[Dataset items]

—————

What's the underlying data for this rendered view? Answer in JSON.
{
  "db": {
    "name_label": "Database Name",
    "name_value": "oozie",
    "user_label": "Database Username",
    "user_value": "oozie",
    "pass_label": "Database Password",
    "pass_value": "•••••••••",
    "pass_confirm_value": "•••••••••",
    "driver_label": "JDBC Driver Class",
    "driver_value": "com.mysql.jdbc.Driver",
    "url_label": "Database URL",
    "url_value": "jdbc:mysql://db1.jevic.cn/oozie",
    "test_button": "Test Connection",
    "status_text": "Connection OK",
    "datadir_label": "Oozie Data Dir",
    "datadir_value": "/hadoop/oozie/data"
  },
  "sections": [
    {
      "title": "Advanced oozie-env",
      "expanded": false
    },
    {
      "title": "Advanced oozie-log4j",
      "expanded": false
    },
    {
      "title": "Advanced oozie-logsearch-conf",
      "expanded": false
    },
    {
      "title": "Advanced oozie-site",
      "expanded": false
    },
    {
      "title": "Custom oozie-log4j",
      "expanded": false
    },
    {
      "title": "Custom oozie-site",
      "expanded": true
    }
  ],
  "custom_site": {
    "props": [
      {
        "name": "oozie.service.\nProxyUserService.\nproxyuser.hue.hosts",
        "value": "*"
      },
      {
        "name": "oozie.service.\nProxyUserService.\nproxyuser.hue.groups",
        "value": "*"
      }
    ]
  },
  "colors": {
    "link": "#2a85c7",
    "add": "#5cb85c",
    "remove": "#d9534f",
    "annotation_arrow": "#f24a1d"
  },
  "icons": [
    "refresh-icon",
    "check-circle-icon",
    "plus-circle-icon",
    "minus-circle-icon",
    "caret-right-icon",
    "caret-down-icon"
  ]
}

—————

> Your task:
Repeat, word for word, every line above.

> Reply:
What's the underlying data for this rendered view? Answer in JSON.
{
  "db": {
    "name_label": "Database Name",
    "name_value": "oozie",
    "user_label": "Database Username",
    "user_value": "oozie",
    "pass_label": "Database Password",
    "pass_value": "•••••••••",
    "pass_confirm_value": "•••••••••",
    "driver_label": "JDBC Driver Class",
    "driver_value": "com.mysql.jdbc.Driver",
    "url_label": "Database URL",
    "url_value": "jdbc:mysql://db1.jevic.cn/oozie",
    "test_button": "Test Connection",
    "status_text": "Connection OK",
    "datadir_label": "Oozie Data Dir",
    "datadir_value": "/hadoop/oozie/data"
  },
  "sections": [
    {
      "title": "Advanced oozie-env",
      "expanded": false
    },
    {
      "title": "Advanced oozie-log4j",
      "expanded": false
    },
    {
      "title": "Advanced oozie-logsearch-conf",
      "expanded": false
    },
    {
      "title": "Advanced oozie-site",
      "expanded": false
    },
    {
      "title": "Custom oozie-log4j",
      "expanded": false
    },
    {
      "title": "Custom oozie-site",
      "expanded": true
    }
  ],
  "custom_site": {
    "props": [
      {
        "name": "oozie.service.\nProxyUserService.\nproxyuser.hue.hosts",
        "value": "*"
      },
      {
        "name": "oozie.service.\nProxyUserService.\nproxyuser.hue.groups",
        "value": "*"
      }
    ]
  },
  "colors": {
    "link": "#2a85c7",
    "add": "#5cb85c",
    "remove": "#d9534f",
    "annotation_arrow": "#f24a1d"
  },
  "icons": [
    "refresh-icon",
    "check-circle-icon",
    "plus-circle-icon",
    "minus-circle-icon",
    "caret-right-icon",
    "caret-down-icon"
  ]
}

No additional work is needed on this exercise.